Have you heard about the new Ford F-150? It would be hard to miss the press on its predominate aluminum body. Ford shaved 700 pounds off last year’s model by switching from steel to aluminum for 97% of the outside of the truck’s body. Doing so helped improve theF-150’s fuel economy from 5% to 29% depending on which engine is installed.
Many people wondered why Ford did it, but one only has to look at the CAFÉ, or Corporate Average Fuel Economy standard for 2025; it’s an average of 45 miles per gallon. One of the ways car and truck manufacturers will get there is to reduce the weight of each vehicle as Ford has done with the F-150.
Aluminum body parts will be one tool auto makers use to reduce body weight; about 30% of all vehicles already come with aluminum hoods. According to a Yahoo Autos article, other materials will also be used. Manufacturers are evaluating roofs constructed with carbon fiber, plastic windshields, and bumpers made of aluminum foam. The new Cadillac ATS utilizes high strength steel, a lighter version of the traditional steel found in previous models, to help shed weight.
All of these materials help cars and trucks lose weight and move closer to the 2025 CAFÉ standards for fuel economy. They appear to do so without sacrificing passenger safety based on how they’ve fared in government crash tests. I believe we’re in a time when we’ll see tremendous technology change in cars and trucks.
What no one seems to be asking though, is what the insurance implications are of these new materials. I believe there will be at least two;
- Vehicle cost
- Crash worthiness
Each of the new materials cost more than their conventional counterparts. Aluminum is 30% more expensive than conventional steel (which is much more available too), and carbon fiber is 5 to 6 times more expensive than conventional steel. The average price of today’s car is over $32,000. Using these materials will drive that price up even more which should result in higher car insurance rates too.
In addition to higher vehicle prices, parts prices will escalate as the use of these materials increases. Higher parts prices will result in higher claim costs. Most car and truck owners don’t realize that car insurance looks at the amount paid in a prior claim as one of the factors when weighing a claim’s impact on your insurance rate. The more expensive the claim, the greater the impact it has when calculating your rate.
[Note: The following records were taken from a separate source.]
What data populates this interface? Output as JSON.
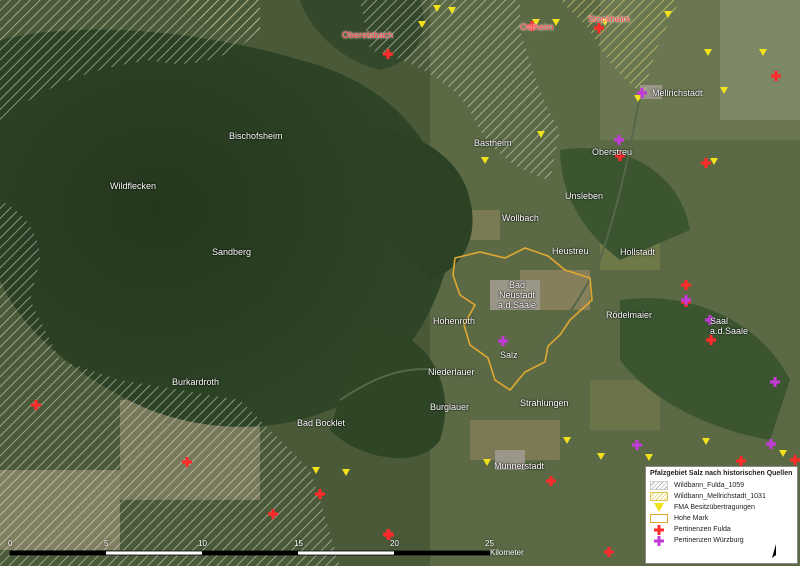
{
  "places": [
    {
      "id": "oberelsbach",
      "name": "Oberelsbach",
      "style": "red"
    },
    {
      "id": "ostheim",
      "name": "Ostheim",
      "style": "red"
    },
    {
      "id": "stockheim",
      "name": "Stockheim",
      "style": "red"
    },
    {
      "id": "mellrichstadt",
      "name": "Mellrichstadt",
      "style": "white"
    },
    {
      "id": "bischofsheim",
      "name": "Bischofsheim",
      "style": "white"
    },
    {
      "id": "bastheim",
      "name": "Bastheim",
      "style": "white"
    },
    {
      "id": "oberstreu",
      "name": "Oberstreu",
      "style": "white"
    },
    {
      "id": "wildflecken",
      "name": "Wildflecken",
      "style": "white"
    },
    {
      "id": "unsleben",
      "name": "Unsleben",
      "style": "white"
    },
    {
      "id": "wollbach",
      "name": "Wollbach",
      "style": "white"
    },
    {
      "id": "sandberg",
      "name": "Sandberg",
      "style": "white"
    },
    {
      "id": "heustreu",
      "name": "Heustreu",
      "style": "white"
    },
    {
      "id": "hollstadt",
      "name": "Hollstadt",
      "style": "white"
    },
    {
      "id": "badneustadt",
      "name": "Bad\nNeustadt\na.d.Saale",
      "style": "white"
    },
    {
      "id": "hohenroth",
      "name": "Hohenroth",
      "style": "white"
    },
    {
      "id": "rodelmaier",
      "name": "Rödelmaier",
      "style": "white"
    },
    {
      "id": "saal",
      "name": "Saal\na.d.Saale",
      "style": "white"
    },
    {
      "id": "salz",
      "name": "Salz",
      "style": "white"
    },
    {
      "id": "niederlauer",
      "name": "Niederlauer",
      "style": "white"
    },
    {
      "id": "burkardroth",
      "name": "Burkardroth",
      "style": "white"
    },
    {
      "id": "burglauer",
      "name": "Burglauer",
      "style": "white"
    },
    {
      "id": "strahlungen",
      "name": "Strahlungen",
      "style": "white"
    },
    {
      "id": "badbocklet",
      "name": "Bad Bocklet",
      "style": "white"
    },
    {
      "id": "munnerstadt",
      "name": "Münnerstadt",
      "style": "white"
    }
  ],
  "legend": {
    "title": "Pfalzgebiet Salz nach historischen Quellen",
    "items": [
      {
        "label": "Wildbann_Fulda_1059",
        "symbol": "hatch-white"
      },
      {
        "label": "Wildbann_Mellrichstadt_1031",
        "symbol": "hatch-yellow"
      },
      {
        "label": "FMA Besitzübertragungen",
        "symbol": "yellow-triangle"
      },
      {
        "label": "Hohe Mark",
        "symbol": "orange-outline"
      },
      {
        "label": "Pertinenzen Fulda",
        "symbol": "red-cross"
      },
      {
        "label": "Pertinenzen Würzburg",
        "symbol": "purple-cross"
      }
    ]
  },
  "scale": {
    "ticks": [
      "0",
      "5",
      "10",
      "15",
      "20",
      "25"
    ],
    "unit": "Kilometer"
  },
  "north_label": "N",
  "colors": {
    "fma_triangle": "#f2e21c",
    "fulda_cross": "#ff2a2a",
    "wuerzburg_cross": "#c23ad6",
    "hohe_mark": "#e0a830"
  }
}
The new materials are performing well in government crash tests in protecting the passengers, and that’s excellent news. What I’ve not seen, is any data on the level or amount of damage sustained in a moderate crash of 30 to 40 miles per hour. Will these new materials be as or more resilient as current vehicles involved in an accident, or will the level of damage increase? Even if they hold up as well as current vehicles, the parts will be more expensive which drive up repair costs, as well as the cost of your insurance.
Ultimately, I believe car insurance will get more expensive as we transition to these lighter weight materials. What do you think? Share your thoughts with me on our Google +, Facebook, or LinkedIn page. I’d love to hear from you!